Your goal
When you reproduce the entries below, keep each one exact and drop any pictures.

Entries taken from a collection
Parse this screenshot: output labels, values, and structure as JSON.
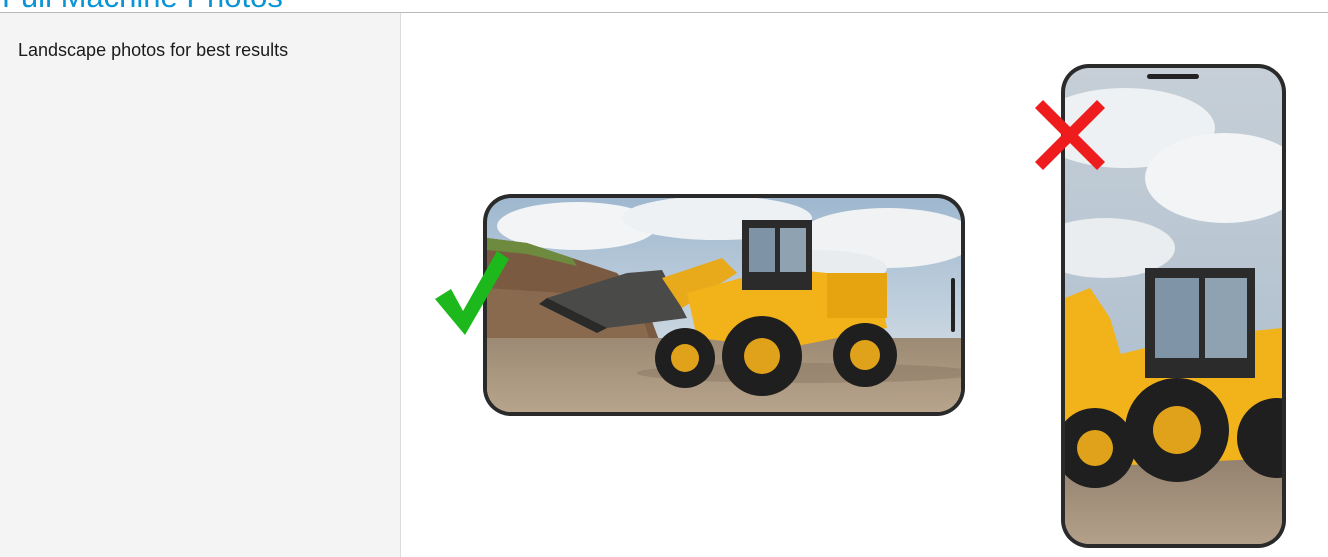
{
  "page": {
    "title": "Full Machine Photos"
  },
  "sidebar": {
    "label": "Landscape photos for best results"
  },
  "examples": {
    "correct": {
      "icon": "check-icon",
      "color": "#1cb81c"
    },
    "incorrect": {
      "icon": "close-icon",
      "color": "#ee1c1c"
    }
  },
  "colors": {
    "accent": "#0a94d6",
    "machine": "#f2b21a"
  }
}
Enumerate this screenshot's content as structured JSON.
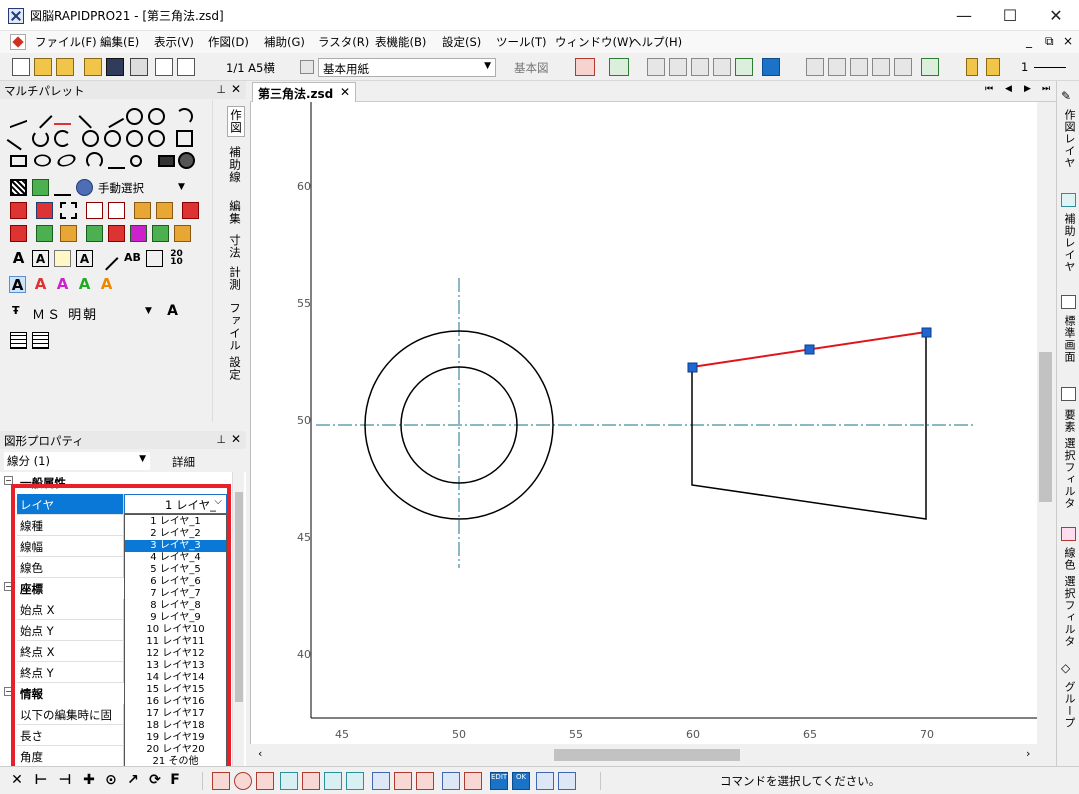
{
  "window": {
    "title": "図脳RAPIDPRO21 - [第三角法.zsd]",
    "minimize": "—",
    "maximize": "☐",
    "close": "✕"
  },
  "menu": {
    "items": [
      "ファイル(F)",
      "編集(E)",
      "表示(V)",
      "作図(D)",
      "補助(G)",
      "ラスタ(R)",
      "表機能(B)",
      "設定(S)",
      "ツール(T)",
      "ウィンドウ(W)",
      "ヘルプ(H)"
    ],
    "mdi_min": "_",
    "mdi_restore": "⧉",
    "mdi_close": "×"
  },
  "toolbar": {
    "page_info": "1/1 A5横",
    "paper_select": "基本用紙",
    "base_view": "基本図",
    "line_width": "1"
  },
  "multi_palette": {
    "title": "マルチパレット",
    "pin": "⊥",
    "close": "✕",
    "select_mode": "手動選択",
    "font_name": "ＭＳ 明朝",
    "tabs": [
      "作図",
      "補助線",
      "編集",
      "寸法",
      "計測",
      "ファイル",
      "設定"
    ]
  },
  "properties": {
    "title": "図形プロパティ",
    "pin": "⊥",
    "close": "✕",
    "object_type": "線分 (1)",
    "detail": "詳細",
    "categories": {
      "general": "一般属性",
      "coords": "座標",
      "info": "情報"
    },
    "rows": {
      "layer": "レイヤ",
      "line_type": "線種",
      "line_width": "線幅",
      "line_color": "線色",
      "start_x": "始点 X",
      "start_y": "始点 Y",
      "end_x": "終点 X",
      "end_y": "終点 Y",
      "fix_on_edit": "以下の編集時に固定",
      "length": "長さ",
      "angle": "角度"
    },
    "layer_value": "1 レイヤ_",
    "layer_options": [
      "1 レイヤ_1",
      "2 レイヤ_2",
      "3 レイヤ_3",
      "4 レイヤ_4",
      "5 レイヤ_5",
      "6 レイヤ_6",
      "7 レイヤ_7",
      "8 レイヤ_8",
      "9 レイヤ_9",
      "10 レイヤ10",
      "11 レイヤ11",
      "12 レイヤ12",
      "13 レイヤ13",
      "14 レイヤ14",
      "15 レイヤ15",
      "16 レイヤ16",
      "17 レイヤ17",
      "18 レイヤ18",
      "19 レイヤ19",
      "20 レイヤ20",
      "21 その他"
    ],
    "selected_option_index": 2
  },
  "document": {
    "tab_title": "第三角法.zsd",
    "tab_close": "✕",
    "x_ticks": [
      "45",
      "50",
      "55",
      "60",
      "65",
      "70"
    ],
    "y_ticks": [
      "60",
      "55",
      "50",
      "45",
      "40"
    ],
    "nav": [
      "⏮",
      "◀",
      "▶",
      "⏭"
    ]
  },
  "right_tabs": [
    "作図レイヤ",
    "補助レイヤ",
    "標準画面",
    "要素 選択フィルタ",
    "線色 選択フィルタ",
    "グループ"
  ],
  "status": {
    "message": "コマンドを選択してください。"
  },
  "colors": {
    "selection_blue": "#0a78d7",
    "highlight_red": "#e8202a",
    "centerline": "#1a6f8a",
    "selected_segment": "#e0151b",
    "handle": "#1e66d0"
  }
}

Output of the exercise
Parse this screenshot: output labels, values, and structure as JSON.
{
  "page": {
    "title": "Full Machine Photos"
  },
  "sidebar": {
    "label": "Landscape photos for best results"
  },
  "examples": {
    "correct": {
      "icon": "check-icon",
      "color": "#1cb81c"
    },
    "incorrect": {
      "icon": "close-icon",
      "color": "#ee1c1c"
    }
  },
  "colors": {
    "accent": "#0a94d6",
    "machine": "#f2b21a"
  }
}
Enumerate this screenshot's content as structured JSON.
{
  "window": {
    "title": "図脳RAPIDPRO21 - [第三角法.zsd]",
    "minimize": "—",
    "maximize": "☐",
    "close": "✕"
  },
  "menu": {
    "items": [
      "ファイル(F)",
      "編集(E)",
      "表示(V)",
      "作図(D)",
      "補助(G)",
      "ラスタ(R)",
      "表機能(B)",
      "設定(S)",
      "ツール(T)",
      "ウィンドウ(W)",
      "ヘルプ(H)"
    ],
    "mdi_min": "_",
    "mdi_restore": "⧉",
    "mdi_close": "×"
  },
  "toolbar": {
    "page_info": "1/1 A5横",
    "paper_select": "基本用紙",
    "base_view": "基本図",
    "line_width": "1"
  },
  "multi_palette": {
    "title": "マルチパレット",
    "pin": "⊥",
    "close": "✕",
    "select_mode": "手動選択",
    "font_name": "ＭＳ 明朝",
    "tabs": [
      "作図",
      "補助線",
      "編集",
      "寸法",
      "計測",
      "ファイル",
      "設定"
    ]
  },
  "properties": {
    "title": "図形プロパティ",
    "pin": "⊥",
    "close": "✕",
    "object_type": "線分 (1)",
    "detail": "詳細",
    "categories": {
      "general": "一般属性",
      "coords": "座標",
      "info": "情報"
    },
    "rows": {
      "layer": "レイヤ",
      "line_type": "線種",
      "line_width": "線幅",
      "line_color": "線色",
      "start_x": "始点 X",
      "start_y": "始点 Y",
      "end_x": "終点 X",
      "end_y": "終点 Y",
      "fix_on_edit": "以下の編集時に固定",
      "length": "長さ",
      "angle": "角度"
    },
    "layer_value": "1 レイヤ_",
    "layer_options": [
      "1 レイヤ_1",
      "2 レイヤ_2",
      "3 レイヤ_3",
      "4 レイヤ_4",
      "5 レイヤ_5",
      "6 レイヤ_6",
      "7 レイヤ_7",
      "8 レイヤ_8",
      "9 レイヤ_9",
      "10 レイヤ10",
      "11 レイヤ11",
      "12 レイヤ12",
      "13 レイヤ13",
      "14 レイヤ14",
      "15 レイヤ15",
      "16 レイヤ16",
      "17 レイヤ17",
      "18 レイヤ18",
      "19 レイヤ19",
      "20 レイヤ20",
      "21 その他"
    ],
    "selected_option_index": 2
  },
  "document": {
    "tab_title": "第三角法.zsd",
    "tab_close": "✕",
    "x_ticks": [
      "45",
      "50",
      "55",
      "60",
      "65",
      "70"
    ],
    "y_ticks": [
      "60",
      "55",
      "50",
      "45",
      "40"
    ],
    "nav": [
      "⏮",
      "◀",
      "▶",
      "⏭"
    ]
  },
  "right_tabs": [
    "作図レイヤ",
    "補助レイヤ",
    "標準画面",
    "要素 選択フィルタ",
    "線色 選択フィルタ",
    "グループ"
  ],
  "status": {
    "message": "コマンドを選択してください。"
  },
  "colors": {
    "selection_blue": "#0a78d7",
    "highlight_red": "#e8202a",
    "centerline": "#1a6f8a",
    "selected_segment": "#e0151b",
    "handle": "#1e66d0"
  }
}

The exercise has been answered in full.